*** Input Section Begins ***

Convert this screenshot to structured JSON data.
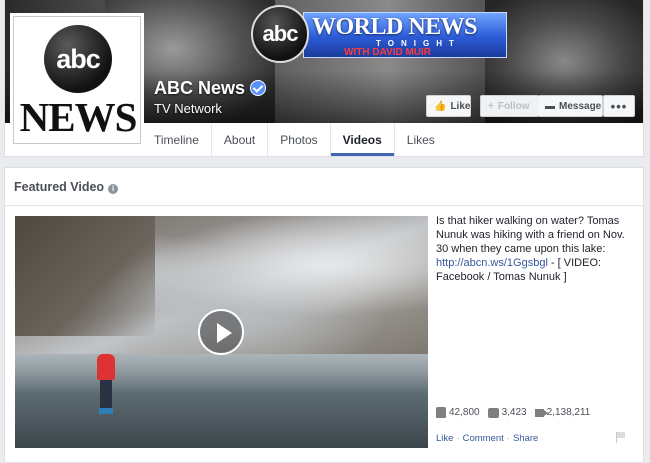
{
  "page": {
    "name": "ABC News",
    "category": "TV Network",
    "profile_logo_text": "abc",
    "profile_logo_word": "NEWS"
  },
  "cover": {
    "logo_circle": "abc",
    "show_title": "WORLD NEWS",
    "show_subtitle": "TONIGHT",
    "with_prefix": "WITH",
    "anchor": "DAVID MUIR"
  },
  "actions": {
    "like_label": "Like",
    "follow_label": "Follow",
    "message_label": "Message",
    "more_label": "•••"
  },
  "tabs": [
    {
      "label": "Timeline",
      "active": false
    },
    {
      "label": "About",
      "active": false
    },
    {
      "label": "Photos",
      "active": false
    },
    {
      "label": "Videos",
      "active": true
    },
    {
      "label": "Likes",
      "active": false
    }
  ],
  "featured": {
    "title": "Featured Video",
    "description_text": "Is that hiker walking on water? Tomas Nunuk was hiking with a friend on Nov. 30 when they came upon this lake: ",
    "link": "http://abcn.ws/1Ggsbgl",
    "description_tail": " - [ VIDEO: Facebook / Tomas Nunuk ]",
    "likes": "42,800",
    "comments": "3,423",
    "views": "2,138,211",
    "action_like": "Like",
    "action_comment": "Comment",
    "action_share": "Share",
    "separator": "·"
  },
  "colors": {
    "accent": "#4267b2",
    "link": "#365899",
    "verified": "#5890ff"
  }
}
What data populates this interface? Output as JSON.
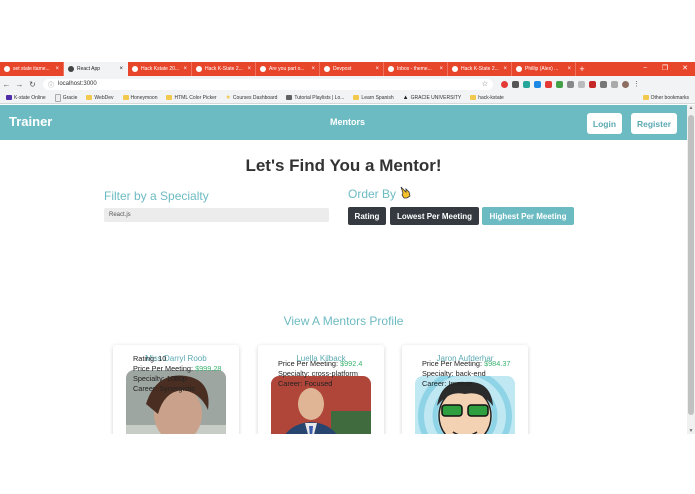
{
  "browser": {
    "tabs": [
      {
        "title": "set state itame...",
        "active": false
      },
      {
        "title": "React App",
        "active": true
      },
      {
        "title": "Hack Kstate 20...",
        "active": false
      },
      {
        "title": "Hack K-State 2...",
        "active": false
      },
      {
        "title": "Are you part o...",
        "active": false
      },
      {
        "title": "Devpost",
        "active": false
      },
      {
        "title": "Inbox - theme...",
        "active": false
      },
      {
        "title": "Hack K-State 2...",
        "active": false
      },
      {
        "title": "Phillip (Alex) ...",
        "active": false
      }
    ],
    "url": "localhost:3000",
    "bookmarks": [
      "K-state Online",
      "Gracie",
      "WebDev",
      "Honeymoon",
      "HTML Color Picker",
      "Courses Dashboard",
      "Tutorial Playlists | Lo...",
      "Learn Spanish",
      "GRACIE UNIVERSITY",
      "hack-kstate"
    ],
    "other_bookmarks": "Other bookmarks"
  },
  "nav": {
    "brand": "Trainer",
    "link": "Mentors",
    "login": "Login",
    "register": "Register"
  },
  "hero": {
    "title": "Let's Find You a Mentor!"
  },
  "filter": {
    "heading": "Filter by a Specialty",
    "value": "React.js"
  },
  "order": {
    "heading": "Order By",
    "buttons": [
      "Rating",
      "Lowest Per Meeting",
      "Highest Per Meeting"
    ]
  },
  "mentors_heading": "View A Mentors Profile",
  "mentors": [
    {
      "name": "Miss Darryl Roob",
      "rating_label": "Rating:",
      "rating": "10",
      "price_label": "Price Per Meeting:",
      "price": "$999.28",
      "specialty_label": "Specialty:",
      "specialty": "1080p",
      "career_label": "Career:",
      "career": "Synergistic"
    },
    {
      "name": "Luella Kilback",
      "price_label": "Price Per Meeting:",
      "price": "$992.4",
      "specialty_label": "Specialty:",
      "specialty": "cross-platform",
      "career_label": "Career:",
      "career": "Focused"
    },
    {
      "name": "Jaron Aufderhar",
      "price_label": "Price Per Meeting:",
      "price": "$984.37",
      "specialty_label": "Specialty:",
      "specialty": "back-end",
      "career_label": "Career:",
      "career": "Inverse"
    }
  ],
  "colors": {
    "accent": "#6dbbc2",
    "dark_button": "#343a40",
    "price": "#3cb371",
    "tabbar": "#e8462b"
  }
}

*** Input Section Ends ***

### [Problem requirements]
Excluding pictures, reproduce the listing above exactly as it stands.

### [Task solution]
Convert this screenshot to structured JSON data.
{
  "page": {
    "name": "ABC News",
    "category": "TV Network",
    "profile_logo_text": "abc",
    "profile_logo_word": "NEWS"
  },
  "cover": {
    "logo_circle": "abc",
    "show_title": "WORLD NEWS",
    "show_subtitle": "TONIGHT",
    "with_prefix": "WITH",
    "anchor": "DAVID MUIR"
  },
  "actions": {
    "like_label": "Like",
    "follow_label": "Follow",
    "message_label": "Message",
    "more_label": "•••"
  },
  "tabs": [
    {
      "label": "Timeline",
      "active": false
    },
    {
      "label": "About",
      "active": false
    },
    {
      "label": "Photos",
      "active": false
    },
    {
      "label": "Videos",
      "active": true
    },
    {
      "label": "Likes",
      "active": false
    }
  ],
  "featured": {
    "title": "Featured Video",
    "description_text": "Is that hiker walking on water? Tomas Nunuk was hiking with a friend on Nov. 30 when they came upon this lake: ",
    "link": "http://abcn.ws/1Ggsbgl",
    "description_tail": " - [ VIDEO: Facebook / Tomas Nunuk ]",
    "likes": "42,800",
    "comments": "3,423",
    "views": "2,138,211",
    "action_like": "Like",
    "action_comment": "Comment",
    "action_share": "Share",
    "separator": "·"
  },
  "colors": {
    "accent": "#4267b2",
    "link": "#365899",
    "verified": "#5890ff"
  }
}
What data populates this interface? Output as JSON.
{
  "browser": {
    "tabs": [
      {
        "title": "set state itame...",
        "active": false
      },
      {
        "title": "React App",
        "active": true
      },
      {
        "title": "Hack Kstate 20...",
        "active": false
      },
      {
        "title": "Hack K-State 2...",
        "active": false
      },
      {
        "title": "Are you part o...",
        "active": false
      },
      {
        "title": "Devpost",
        "active": false
      },
      {
        "title": "Inbox - theme...",
        "active": false
      },
      {
        "title": "Hack K-State 2...",
        "active": false
      },
      {
        "title": "Phillip (Alex) ...",
        "active": false
      }
    ],
    "url": "localhost:3000",
    "bookmarks": [
      "K-state Online",
      "Gracie",
      "WebDev",
      "Honeymoon",
      "HTML Color Picker",
      "Courses Dashboard",
      "Tutorial Playlists | Lo...",
      "Learn Spanish",
      "GRACIE UNIVERSITY",
      "hack-kstate"
    ],
    "other_bookmarks": "Other bookmarks"
  },
  "nav": {
    "brand": "Trainer",
    "link": "Mentors",
    "login": "Login",
    "register": "Register"
  },
  "hero": {
    "title": "Let's Find You a Mentor!"
  },
  "filter": {
    "heading": "Filter by a Specialty",
    "value": "React.js"
  },
  "order": {
    "heading": "Order By",
    "buttons": [
      "Rating",
      "Lowest Per Meeting",
      "Highest Per Meeting"
    ]
  },
  "mentors_heading": "View A Mentors Profile",
  "mentors": [
    {
      "name": "Miss Darryl Roob",
      "rating_label": "Rating:",
      "rating": "10",
      "price_label": "Price Per Meeting:",
      "price": "$999.28",
      "specialty_label": "Specialty:",
      "specialty": "1080p",
      "career_label": "Career:",
      "career": "Synergistic"
    },
    {
      "name": "Luella Kilback",
      "price_label": "Price Per Meeting:",
      "price": "$992.4",
      "specialty_label": "Specialty:",
      "specialty": "cross-platform",
      "career_label": "Career:",
      "career": "Focused"
    },
    {
      "name": "Jaron Aufderhar",
      "price_label": "Price Per Meeting:",
      "price": "$984.37",
      "specialty_label": "Specialty:",
      "specialty": "back-end",
      "career_label": "Career:",
      "career": "Inverse"
    }
  ],
  "colors": {
    "accent": "#6dbbc2",
    "dark_button": "#343a40",
    "price": "#3cb371",
    "tabbar": "#e8462b"
  }
}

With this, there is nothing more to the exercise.